I pinched this pic of the City Church from Wikipedia because its a lot nicer than ours.

This is Eric. He is a mercurial engineer in the making. Handy with tools,
quite a goalkeeper and smart as a whip. He has particularly cottoned on to Marcus.
His older sister Bea latched onto Michael. They are both interested in languages and maps
and spent a lot of time together creating their own lands and alphabets.
Bea was very helpful in teaching me German.
 So the next day we were off to Scotland; this was our first of three stints in Switzerland.

Wednesday, December 07, 2016

Yellowstone National Park, your location for sulphur, steam and unpunished crimes

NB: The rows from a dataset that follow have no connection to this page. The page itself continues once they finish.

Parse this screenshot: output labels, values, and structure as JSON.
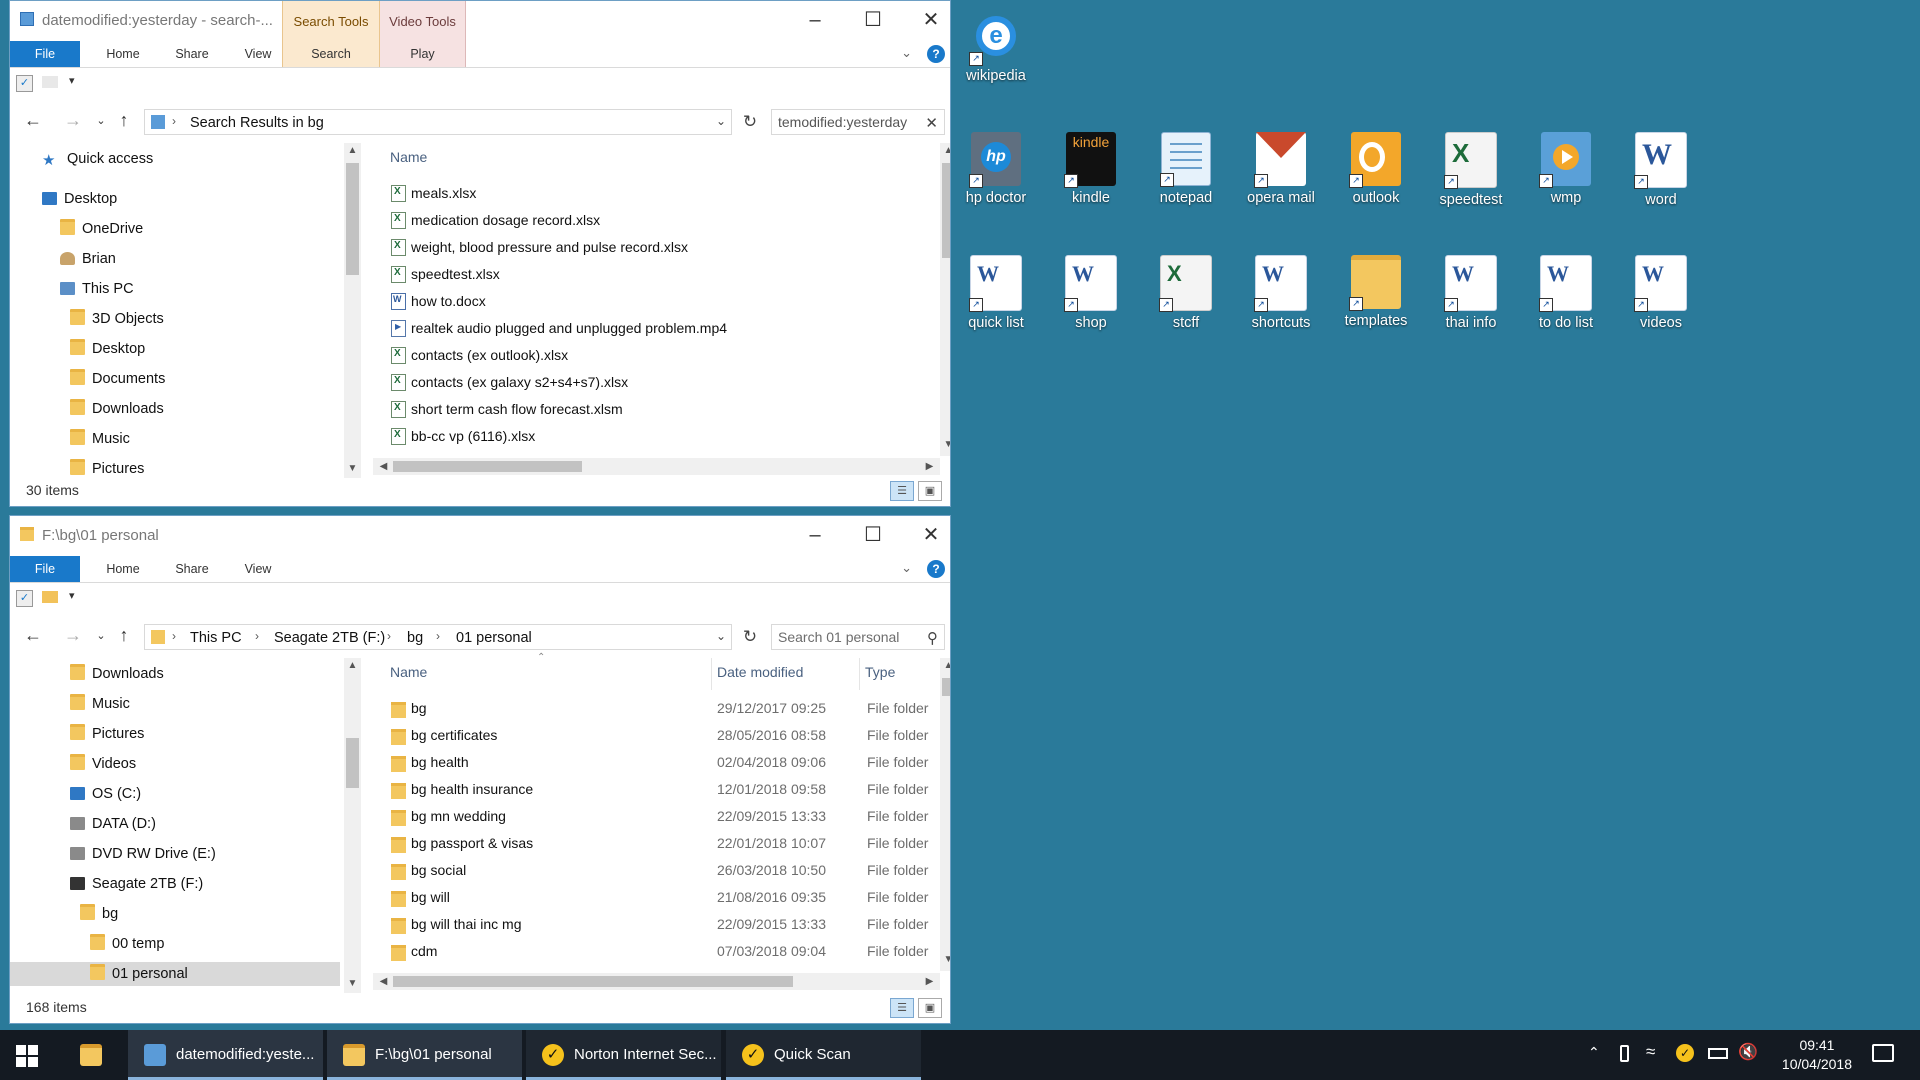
{
  "window_top": {
    "title": "datemodified:yesterday - search-...",
    "context_tabs": [
      {
        "label": "Search Tools"
      },
      {
        "label": "Video Tools"
      }
    ],
    "ribbon_tabs": {
      "file": "File",
      "home": "Home",
      "share": "Share",
      "view": "View",
      "search": "Search",
      "play": "Play"
    },
    "address": {
      "crumb": "Search Results in bg"
    },
    "search_value": "temodified:yesterday",
    "nav_items": [
      {
        "label": "Quick access"
      },
      {
        "label": "Desktop"
      },
      {
        "label": "OneDrive"
      },
      {
        "label": "Brian"
      },
      {
        "label": "This PC"
      },
      {
        "label": "3D Objects"
      },
      {
        "label": "Desktop"
      },
      {
        "label": "Documents"
      },
      {
        "label": "Downloads"
      },
      {
        "label": "Music"
      },
      {
        "label": "Pictures"
      }
    ],
    "columns": {
      "name": "Name"
    },
    "files": [
      {
        "name": "meals.xlsx",
        "kind": "xl"
      },
      {
        "name": "medication dosage record.xlsx",
        "kind": "xl"
      },
      {
        "name": "weight, blood pressure and pulse record.xlsx",
        "kind": "xl"
      },
      {
        "name": "speedtest.xlsx",
        "kind": "xl"
      },
      {
        "name": "how to.docx",
        "kind": "wd"
      },
      {
        "name": "realtek audio plugged and unplugged problem.mp4",
        "kind": "mp"
      },
      {
        "name": "contacts (ex outlook).xlsx",
        "kind": "xl"
      },
      {
        "name": "contacts (ex galaxy s2+s4+s7).xlsx",
        "kind": "xl"
      },
      {
        "name": "short term cash flow forecast.xlsm",
        "kind": "xl"
      },
      {
        "name": "bb-cc vp (6116).xlsx",
        "kind": "xl"
      }
    ],
    "status": "30 items"
  },
  "window_bottom": {
    "title": "F:\\bg\\01 personal",
    "ribbon_tabs": {
      "file": "File",
      "home": "Home",
      "share": "Share",
      "view": "View"
    },
    "address": {
      "crumbs": [
        "This PC",
        "Seagate 2TB (F:)",
        "bg",
        "01 personal"
      ]
    },
    "search_placeholder": "Search 01 personal",
    "nav_items": [
      {
        "label": "Downloads"
      },
      {
        "label": "Music"
      },
      {
        "label": "Pictures"
      },
      {
        "label": "Videos"
      },
      {
        "label": "OS (C:)"
      },
      {
        "label": "DATA (D:)"
      },
      {
        "label": "DVD RW Drive (E:)"
      },
      {
        "label": "Seagate 2TB (F:)"
      },
      {
        "label": "bg"
      },
      {
        "label": "00 temp"
      },
      {
        "label": "01 personal"
      }
    ],
    "columns": {
      "name": "Name",
      "date": "Date modified",
      "type": "Type"
    },
    "files": [
      {
        "name": "bg",
        "date": "29/12/2017 09:25",
        "type": "File folder"
      },
      {
        "name": "bg certificates",
        "date": "28/05/2016 08:58",
        "type": "File folder"
      },
      {
        "name": "bg health",
        "date": "02/04/2018 09:06",
        "type": "File folder"
      },
      {
        "name": "bg health insurance",
        "date": "12/01/2018 09:58",
        "type": "File folder"
      },
      {
        "name": "bg mn wedding",
        "date": "22/09/2015 13:33",
        "type": "File folder"
      },
      {
        "name": "bg passport & visas",
        "date": "22/01/2018 10:07",
        "type": "File folder"
      },
      {
        "name": "bg social",
        "date": "26/03/2018 10:50",
        "type": "File folder"
      },
      {
        "name": "bg will",
        "date": "21/08/2016 09:35",
        "type": "File folder"
      },
      {
        "name": "bg will thai inc mg",
        "date": "22/09/2015 13:33",
        "type": "File folder"
      },
      {
        "name": "cdm",
        "date": "07/03/2018 09:04",
        "type": "File folder"
      }
    ],
    "status": "168 items"
  },
  "desktop_icons": [
    {
      "label": "wikipedia",
      "icon": "ie-icon"
    },
    {
      "label": "hp doctor",
      "icon": "hp-icon"
    },
    {
      "label": "kindle",
      "icon": "kindle-icon",
      "badge": "kindle"
    },
    {
      "label": "notepad",
      "icon": "notepad-icon"
    },
    {
      "label": "opera  mail",
      "icon": "mail-icon"
    },
    {
      "label": "outlook",
      "icon": "outlook-icon"
    },
    {
      "label": "speedtest",
      "icon": "excel-icon"
    },
    {
      "label": "wmp",
      "icon": "media-player-icon"
    },
    {
      "label": "word",
      "icon": "word-icon"
    },
    {
      "label": "quick list",
      "icon": "word-doc-icon"
    },
    {
      "label": "shop",
      "icon": "word-doc-icon"
    },
    {
      "label": "stcff",
      "icon": "excel-doc-icon"
    },
    {
      "label": "shortcuts",
      "icon": "word-doc-icon"
    },
    {
      "label": "templates",
      "icon": "folder-doc-icon"
    },
    {
      "label": "thai info",
      "icon": "word-doc-icon"
    },
    {
      "label": "to do list",
      "icon": "word-doc-icon"
    },
    {
      "label": "videos",
      "icon": "word-doc-icon"
    }
  ],
  "taskbar": {
    "apps": [
      {
        "label": "datemodified:yeste..."
      },
      {
        "label": "F:\\bg\\01 personal"
      },
      {
        "label": "Norton Internet Sec..."
      },
      {
        "label": "Quick Scan"
      }
    ],
    "time": "09:41",
    "date": "10/04/2018"
  },
  "colors": {
    "desktop": "#2a7a9a",
    "accent": "#1979ca",
    "taskbar": "#141a22"
  }
}
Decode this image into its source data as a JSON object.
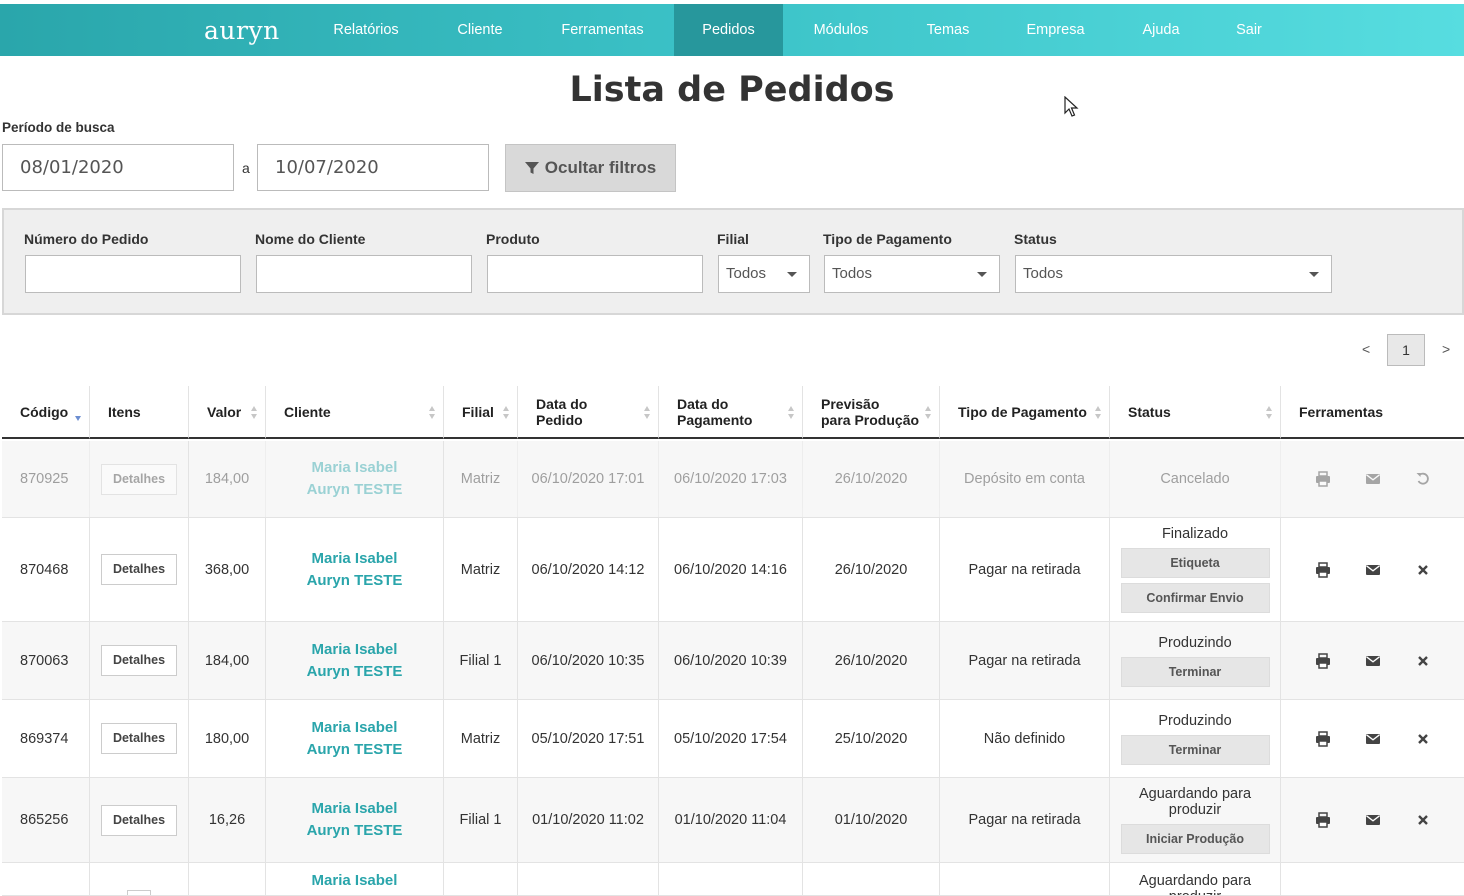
{
  "nav": {
    "brand": "auryn",
    "items": [
      "Relatórios",
      "Cliente",
      "Ferramentas",
      "Pedidos",
      "Módulos",
      "Temas",
      "Empresa",
      "Ajuda",
      "Sair"
    ],
    "active": "Pedidos",
    "colors": {
      "bar_start": "#2aa6ab",
      "bar_end": "#57dde0",
      "active": "#27979c"
    }
  },
  "page": {
    "title": "Lista de Pedidos"
  },
  "search": {
    "period_label": "Período de busca",
    "date_from": "08/01/2020",
    "separator": "a",
    "date_to": "10/07/2020",
    "toggle_filters_label": "Ocultar filtros"
  },
  "filters": {
    "order_number_label": "Número do Pedido",
    "client_name_label": "Nome do Cliente",
    "product_label": "Produto",
    "branch_label": "Filial",
    "branch_value": "Todos",
    "payment_type_label": "Tipo de Pagamento",
    "payment_type_value": "Todos",
    "status_label": "Status",
    "status_value": "Todos"
  },
  "pager": {
    "prev": "<",
    "page": "1",
    "next": ">"
  },
  "table": {
    "headers": {
      "code": "Código",
      "items": "Itens",
      "value": "Valor",
      "client": "Cliente",
      "branch": "Filial",
      "order_date_1": "Data do",
      "order_date_2": "Pedido",
      "payment_date_1": "Data do",
      "payment_date_2": "Pagamento",
      "forecast_1": "Previsão",
      "forecast_2": "para Produção",
      "payment_type": "Tipo de Pagamento",
      "status": "Status",
      "tools": "Ferramentas"
    },
    "details_label": "Detalhes",
    "rows": [
      {
        "code": "870925",
        "value": "184,00",
        "client_1": "Maria Isabel",
        "client_2": "Auryn TESTE",
        "branch": "Matriz",
        "order_date": "06/10/2020 17:01",
        "payment_date": "06/10/2020 17:03",
        "forecast": "26/10/2020",
        "payment_type": "Depósito em conta",
        "status": "Cancelado"
      },
      {
        "code": "870468",
        "value": "368,00",
        "client_1": "Maria Isabel",
        "client_2": "Auryn TESTE",
        "branch": "Matriz",
        "order_date": "06/10/2020 14:12",
        "payment_date": "06/10/2020 14:16",
        "forecast": "26/10/2020",
        "payment_type": "Pagar na retirada",
        "status": "Finalizado",
        "action_1": "Etiqueta",
        "action_2": "Confirmar Envio"
      },
      {
        "code": "870063",
        "value": "184,00",
        "client_1": "Maria Isabel",
        "client_2": "Auryn TESTE",
        "branch": "Filial 1",
        "order_date": "06/10/2020 10:35",
        "payment_date": "06/10/2020 10:39",
        "forecast": "26/10/2020",
        "payment_type": "Pagar na retirada",
        "status": "Produzindo",
        "action_1": "Terminar"
      },
      {
        "code": "869374",
        "value": "180,00",
        "client_1": "Maria Isabel",
        "client_2": "Auryn TESTE",
        "branch": "Matriz",
        "order_date": "05/10/2020 17:51",
        "payment_date": "05/10/2020 17:54",
        "forecast": "25/10/2020",
        "payment_type": "Não definido",
        "status": "Produzindo",
        "action_1": "Terminar"
      },
      {
        "code": "865256",
        "value": "16,26",
        "client_1": "Maria Isabel",
        "client_2": "Auryn TESTE",
        "branch": "Filial 1",
        "order_date": "01/10/2020 11:02",
        "payment_date": "01/10/2020 11:04",
        "forecast": "01/10/2020",
        "payment_type": "Pagar na retirada",
        "status_1": "Aguardando para",
        "status_2": "produzir",
        "action_1": "Iniciar Produção"
      },
      {
        "client_1": "Maria Isabel",
        "status_1": "Aguardando para",
        "status_2": "produzir"
      }
    ]
  }
}
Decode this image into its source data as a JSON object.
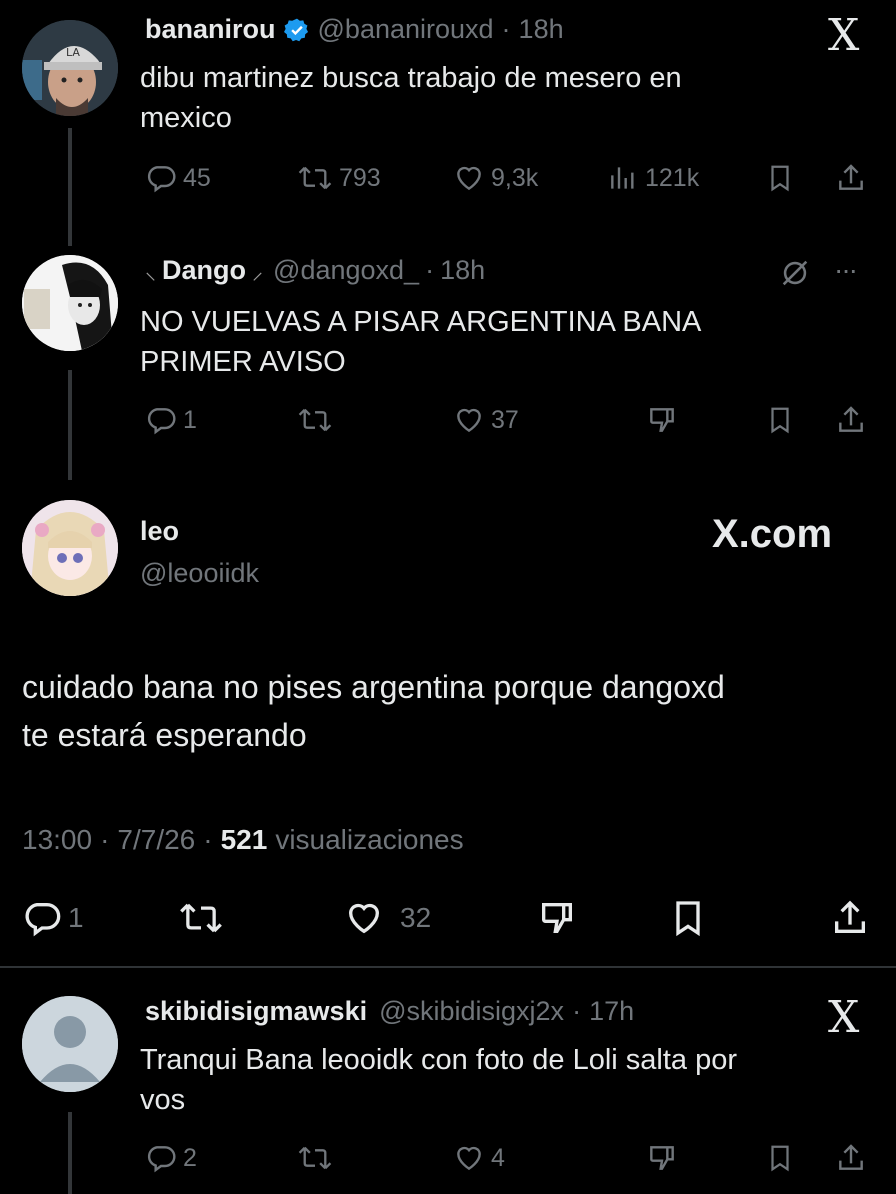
{
  "tweet1": {
    "name": "bananirou",
    "handle": "@bananirouxd",
    "time": "18h",
    "text_line1": "dibu martinez busca trabajo de mesero en",
    "text_line2": "mexico",
    "replies": "45",
    "retweets": "793",
    "likes": "9,3k",
    "views": "121k",
    "logo": "X",
    "avatar_cap_text": "LA"
  },
  "tweet2": {
    "name": "Dango",
    "handle": "@dangoxd_",
    "time": "18h",
    "text_line1": "NO VUELVAS A PISAR ARGENTINA BANA",
    "text_line2": "PRIMER AVISO",
    "replies": "1",
    "likes": "37",
    "more": "···"
  },
  "main": {
    "name": "leo",
    "handle": "@leooiidk",
    "brand": "X.com",
    "text_line1": "cuidado bana no pises argentina porque dangoxd",
    "text_line2": "te estará esperando",
    "time": "13:00",
    "date": "7/7/26",
    "views_count": "521",
    "views_label": "visualizaciones",
    "replies": "1",
    "likes": "32"
  },
  "tweet3": {
    "name": "skibidisigmawski",
    "handle": "@skibidisigxj2x",
    "time": "17h",
    "text_line1": "Tranqui Bana leooidk con foto de Loli salta por",
    "text_line2": "vos",
    "replies": "2",
    "likes": "4",
    "logo": "X"
  },
  "separator": "·",
  "colors": {
    "background": "#000000",
    "text": "#e7e9ea",
    "muted": "#71767b",
    "verified": "#1d9bf0",
    "divider": "#2f3336"
  }
}
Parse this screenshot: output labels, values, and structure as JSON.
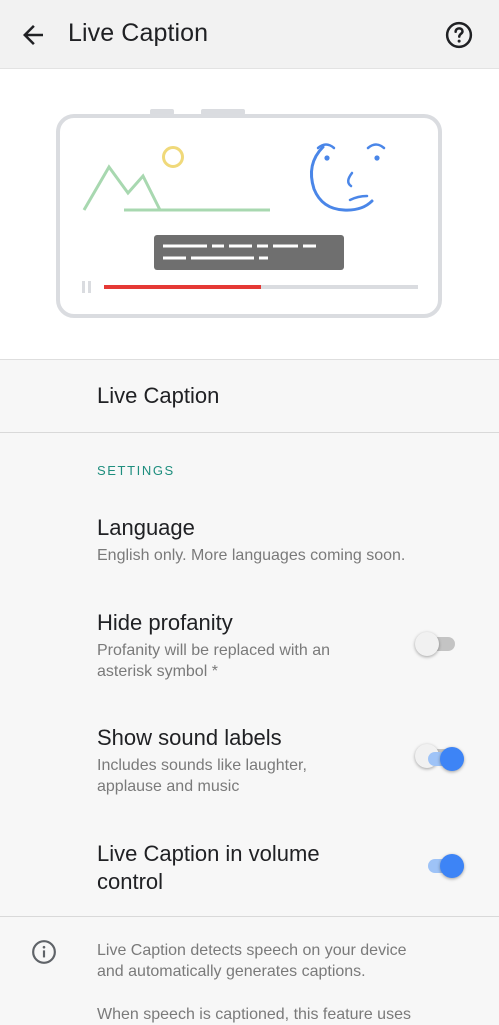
{
  "appbar": {
    "title": "Live Caption",
    "back_icon": "arrow-back-icon",
    "help_icon": "help-circle-icon"
  },
  "illustration": {
    "name": "live-caption-illustration",
    "colors": {
      "frame": "#dadce0",
      "mountains": "#a8d8b0",
      "sun": "#f0d97a",
      "face": "#4a86e8",
      "caption_box": "#6f6f6f",
      "progress": "#e53935",
      "progress_track": "#dadce0"
    },
    "progress_fraction": 0.5
  },
  "main_toggle": {
    "label": "Live Caption",
    "on": false
  },
  "section": {
    "header": "SETTINGS"
  },
  "settings": [
    {
      "title": "Language",
      "summary": "English only. More languages coming soon."
    },
    {
      "title": "Hide profanity",
      "summary_line1": "Profanity will be replaced with an",
      "summary_line2": "asterisk symbol *",
      "on": false
    },
    {
      "title": "Show sound labels",
      "summary_line1": "Includes sounds like laughter,",
      "summary_line2": "applause and music",
      "on": true
    },
    {
      "title_line1": "Live Caption in volume",
      "title_line2": "control",
      "on": true
    }
  ],
  "info": {
    "icon": "info-icon",
    "text_line1": "Live Caption detects speech on your device",
    "text_line2": "and automatically generates captions.",
    "text2": "When speech is captioned, this feature uses"
  },
  "colors": {
    "accent": "#3d84f6",
    "section_header": "#1e8e7e",
    "summary_text": "#7a7a7a"
  }
}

Turns out there's a chunk of Idaho within Yellowstone National Park where you *might* commit crimes & get off free.
This article argues that there is a 50-square-mile swath of Idaho in which one can commit felonies with impunity. This is because of the intersection of a poorly drafted statute with a clear but neglected constitutional provision: the Sixth Amendment's Vicinage Clause. Although lesser criminal charges and civil liability still loom, the remaining possibility of criminals going free over a needless technical failure by Congress is difficult to stomach. No criminal defendant has ever broached the subject, let alone faced the numerous (though unconvincing) counterarguments. This shows that vicinage is not taken seriously by lawyers or judges. Still, Congress should close the Idaho loophole, not pretend it does not exist.

Saturday, December 03, 2016

Psychic powers over the mundane

Yesterday a couple of odd things happened.

- o O o -

I was walking to work listening to a 2-guys-chatting podcast. They talk about all sorts of things, often slipping from one subject to another. They were talking about companion animals and specifically dwarf donkeys. Conversation moved on to science fiction's strike rate at predicting the future. As I listened I was also thinking about where I could get a boater hat; the key ingredient of my costume for an upcoming "1930s garden party". Maybe my dad might have one.

Suddenly one of the podcasters said "I saw a straw boater for sale the other day and I was sorely tempted". (it happens at 36:20 in this episode if you would like to verify) At first I thought had imagined it, daydreaming that I was part of their conversation. But no, it really happened. Obviously the podcast was recorded some weeks before I listened to it, so I somehow psychically affected the minds of the podcasters before I even knew the theme of the partyFrom Florence.


A boater

- o O o -

In the afternoon at work Dire Straits were on the stereo; a song I have heard many times before called Tunnel of Love.

And girl it looks so pretty to me just like it always did
Like the Spanish city to me when we were kids

I even have sung along many times, but I have never wondered before; which Spanish city? Was Mark Knopfler thinking of Madrid? Barcelona? Valencia? I was just wondering this to myself silently when I heard my workmate Chris who was born in Yorkshire say "The Spanish City was a funfair at Whitley Bay near Newcastle". Which it is.

I didn't ask the question, and I didn't hear anyone else ask the question. Chris just announced it. I was really gobsmacked and said "Uh, weird, I was just wondering that very thing". I had earlier told everyone about the boater thing so I didn't make a fuss about this one because I don't want to be burned as a witch.

Spanish City, Whitley Bay, UK

Note 1: Chris and I work in a room with ten other people and two of them are also called Chris. Yesterday morning first thing (just after the boater incident) I and one of the other Chrises appeared in our then-empty room from opposite doors simultaneously as a third Chris emerged from the toilet. We just have to get used to these things happening.

Note 2: Chris from Yorkshire's mum used to know Mark and David Knopfler's mum.